Other visible vein treatment options include:

  • Scleropathy – this minimal invasion procedure involves the injection of a special liquid or foam chemical to cause blockage of large veins.
  • Microscleropathy – this procedure involves an injection of a liquid chemical to block smaller veins.
  • Laser surgery – involves the use of light energy to block varicose veins
  • Endovenous ablation therapy – combines heat and radiofrequency waves to block veins
  • Endoscopic vein surgery – utilizes a small, lighted scope inserted through a small incision to block veins.

Point to note: Always talk to your doctor about available treatment options as well as the risks involved before settling on one. The treatment method settled on will often depend on your symptoms, size of the veins, as well as their location.

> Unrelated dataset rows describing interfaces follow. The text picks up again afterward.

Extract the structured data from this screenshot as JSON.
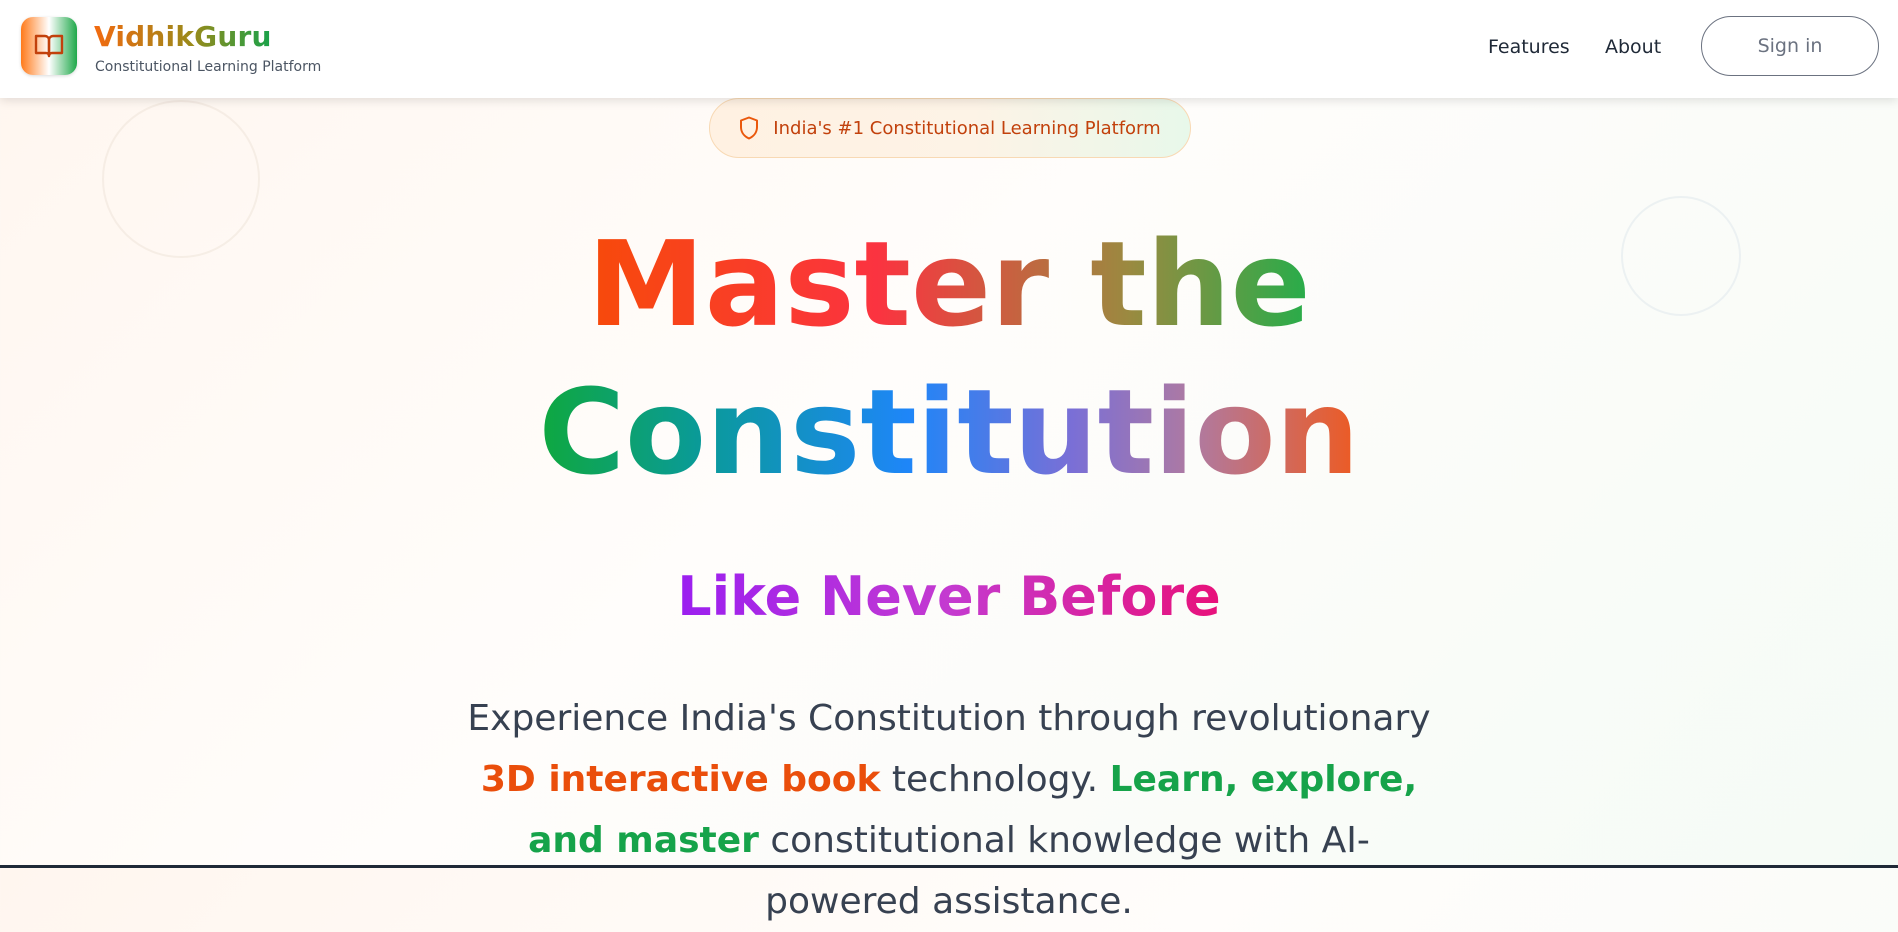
{
  "brand": {
    "name": "VidhikGuru",
    "subtitle": "Constitutional Learning Platform",
    "logo_icon": "open-book-icon"
  },
  "nav": {
    "links": [
      "Features",
      "About"
    ],
    "signin_label": "Sign in"
  },
  "hero": {
    "badge_icon": "shield-icon",
    "badge_text": "India's #1 Constitutional Learning Platform",
    "headline_line1": "Master the",
    "headline_line2": "Constitution",
    "tagline": "Like Never Before",
    "description": {
      "part1": "Experience India's Constitution through revolutionary ",
      "highlight1": "3D interactive book",
      "part2": " technology. ",
      "highlight2": "Learn, explore, and master",
      "part3": " constitutional knowledge with AI-powered assistance."
    }
  },
  "colors": {
    "saffron": "#f26a10",
    "green": "#16a34a",
    "text": "#374151",
    "tagline_start": "#9b1ff0",
    "tagline_end": "#e8117a"
  }
}
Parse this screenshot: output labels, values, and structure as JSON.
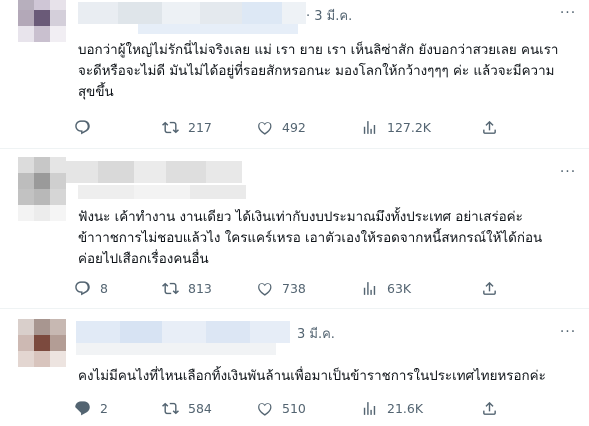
{
  "tweets": [
    {
      "date": "· 3 มี.ค.",
      "text": "บอกว่าผู้ใหญ่ไม่รักนี่ไม่จริงเลย แม่ เรา ยาย เรา เห็นลิซ่าสัก ยังบอกว่าสวยเลย คนเราจะดีหรือจะไม่ดี มันไม่ได้อยู่ที่รอยสักหรอกนะ มองโลกให้กว้างๆๆๆ ค่ะ แล้วจะมีความสุขขึ้น",
      "replies": "",
      "retweets": "217",
      "likes": "492",
      "views": "127.2K"
    },
    {
      "date": "",
      "text": "ฟังนะ เค้าทำงาน งานเดียว ได้เงินเท่ากับงบประมาณมึงทั้งประเทศ อย่าเสร่อค่ะ\nข้าาาชการไม่ชอบแล้วไง ใครแคร์เหรอ เอาตัวเองให้รอดจากหนี้สหกรณ์ให้ได้ก่อน\nค่อยไปเสือกเรื่องคนอื่น",
      "replies": "8",
      "retweets": "813",
      "likes": "738",
      "views": "63K"
    },
    {
      "date": "3 มี.ค.",
      "text": "คงไม่มีคนไงที่ไหนเลือกทิ้งเงินพันล้านเพื่อมาเป็นข้าราชการในประเทศไทยหรอกค่ะ",
      "replies": "2",
      "retweets": "584",
      "likes": "510",
      "views": "21.6K"
    }
  ],
  "icons": {
    "reply": "reply-icon",
    "retweet": "retweet-icon",
    "like": "heart-icon",
    "views": "views-icon",
    "share": "share-icon",
    "more": "more-icon"
  },
  "colors": {
    "text": "#0f1419",
    "muted": "#536471",
    "divider": "#eff3f4"
  }
}
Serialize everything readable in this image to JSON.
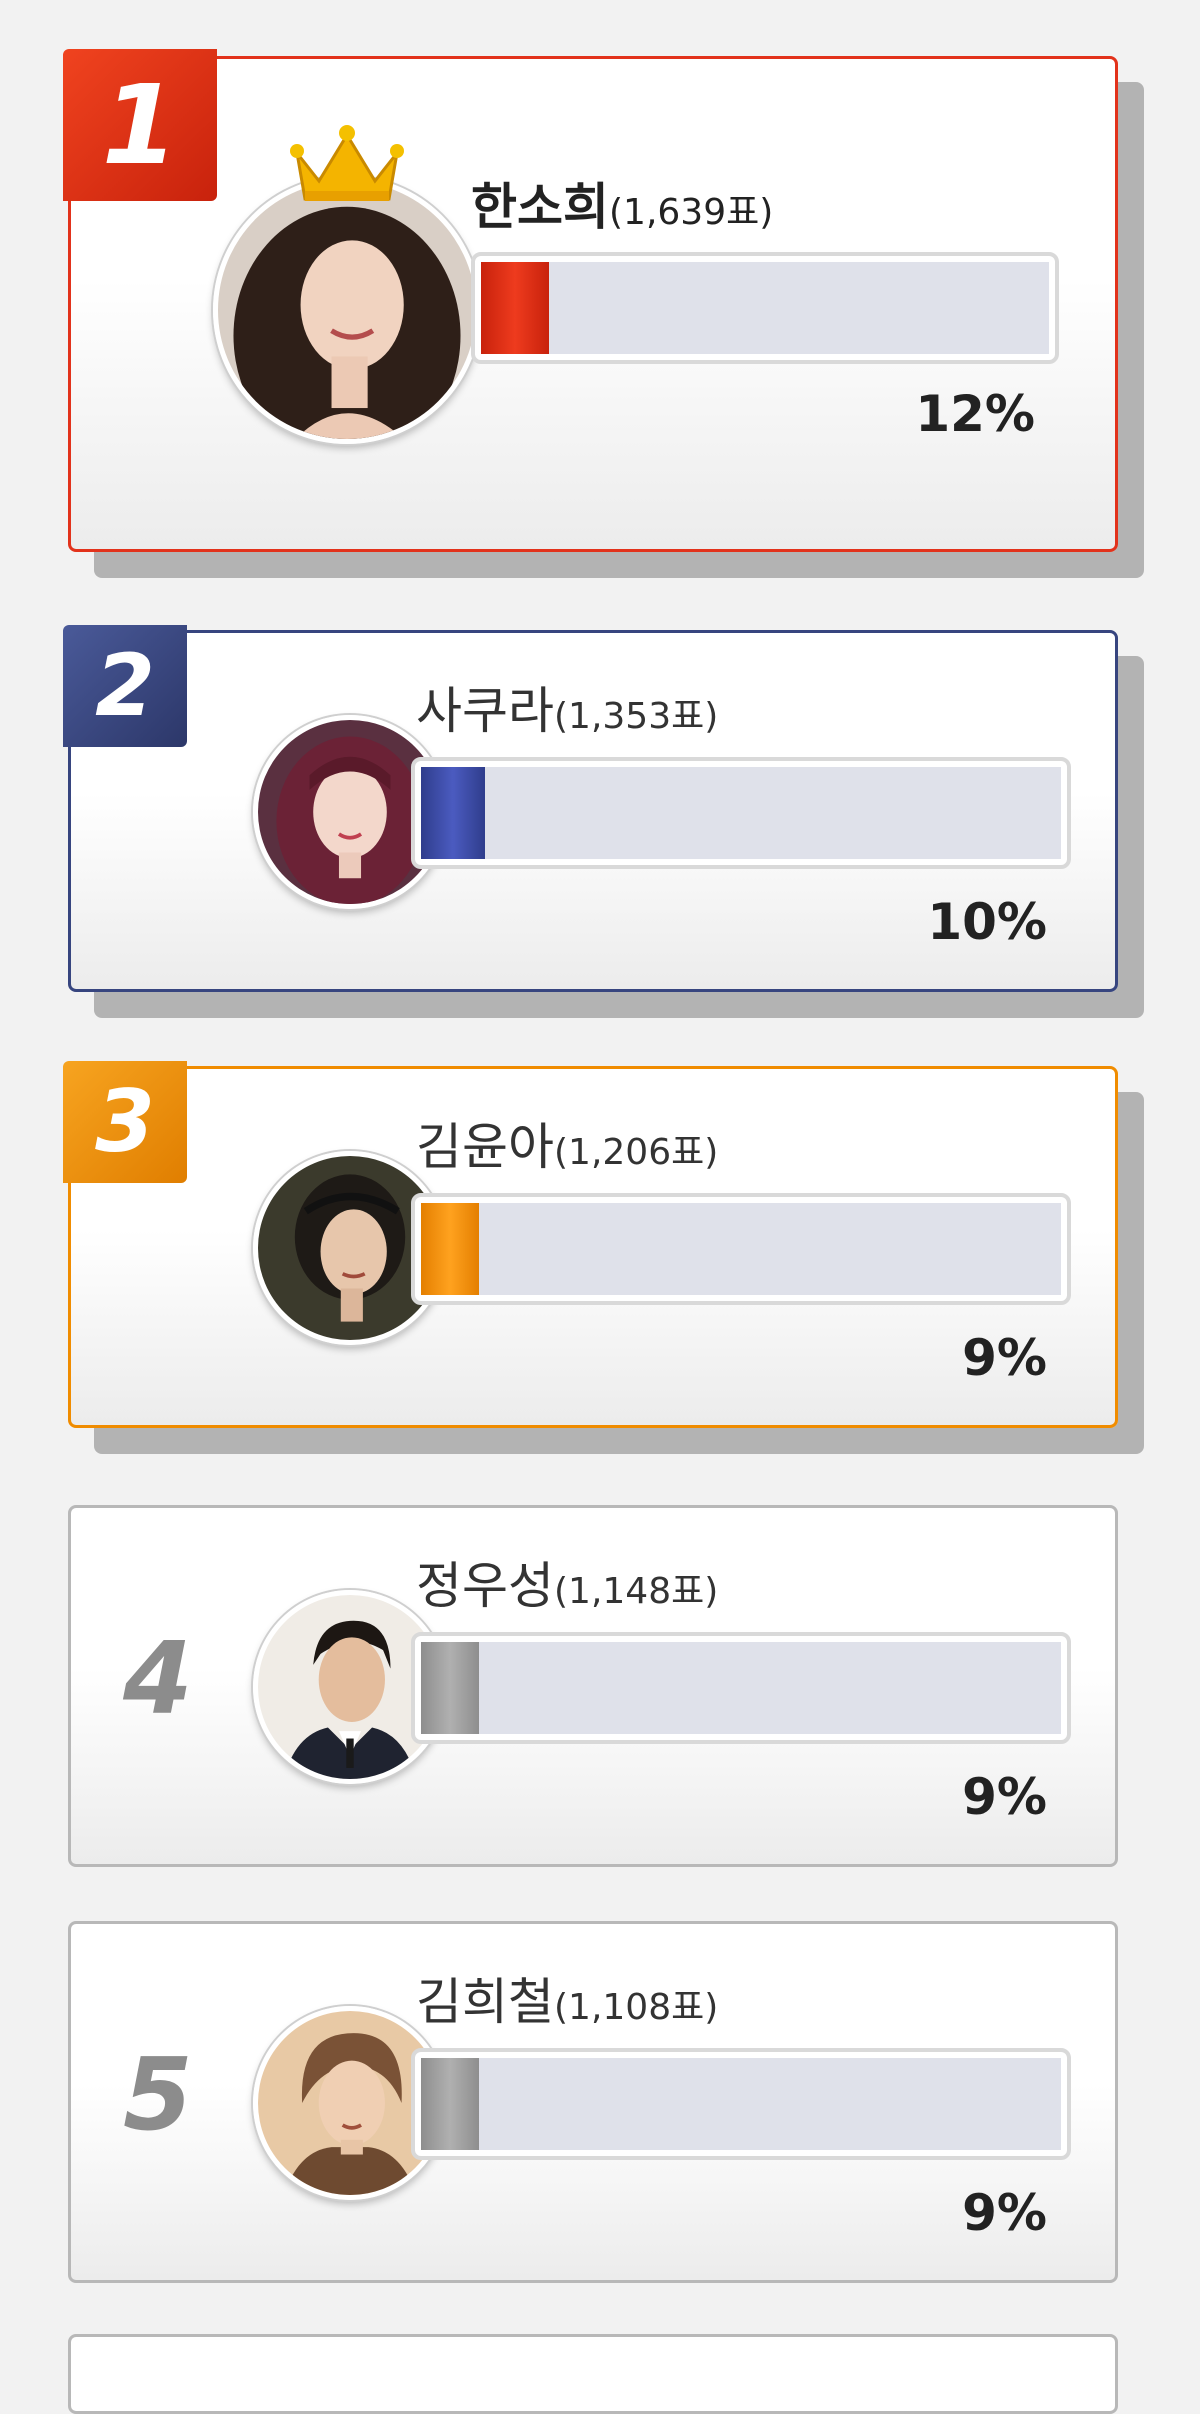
{
  "entries": [
    {
      "rank": "1",
      "name": "한소희",
      "votes": "(1,639표)",
      "percent": "12%",
      "share": 0.12,
      "color": "#e2321b",
      "avatar": "portrait-woman-long-hair"
    },
    {
      "rank": "2",
      "name": "사쿠라",
      "votes": "(1,353표)",
      "percent": "10%",
      "share": 0.1,
      "color": "#37457f",
      "avatar": "portrait-woman-bangs"
    },
    {
      "rank": "3",
      "name": "김윤아",
      "votes": "(1,206표)",
      "percent": "9%",
      "share": 0.09,
      "color": "#f08c00",
      "avatar": "portrait-woman-headband"
    },
    {
      "rank": "4",
      "name": "정우성",
      "votes": "(1,148표)",
      "percent": "9%",
      "share": 0.09,
      "color": "#9a9a9a",
      "avatar": "portrait-man-suit"
    },
    {
      "rank": "5",
      "name": "김희철",
      "votes": "(1,108표)",
      "percent": "9%",
      "share": 0.09,
      "color": "#9a9a9a",
      "avatar": "portrait-man-blond"
    }
  ],
  "icons": {
    "winner": "crown-icon"
  }
}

Everybody has visible veins in some parts of the body. Veins on the hands, feet, and legs tend to be more visible than others. However, the question remains: when should visible veins be cause for concern? This question is not as clear-cut as you may think. Certain veins may be more prominent in some people than others. Depending on the type of visible veins, and the level of discomfort posed by them, you can consider seeking treatment. Ideally, spider veins should not cause you sleepless nights. However, if you notice varicose veins, consider consulting your doctor or vein specialist for diagnosis and possible treatment.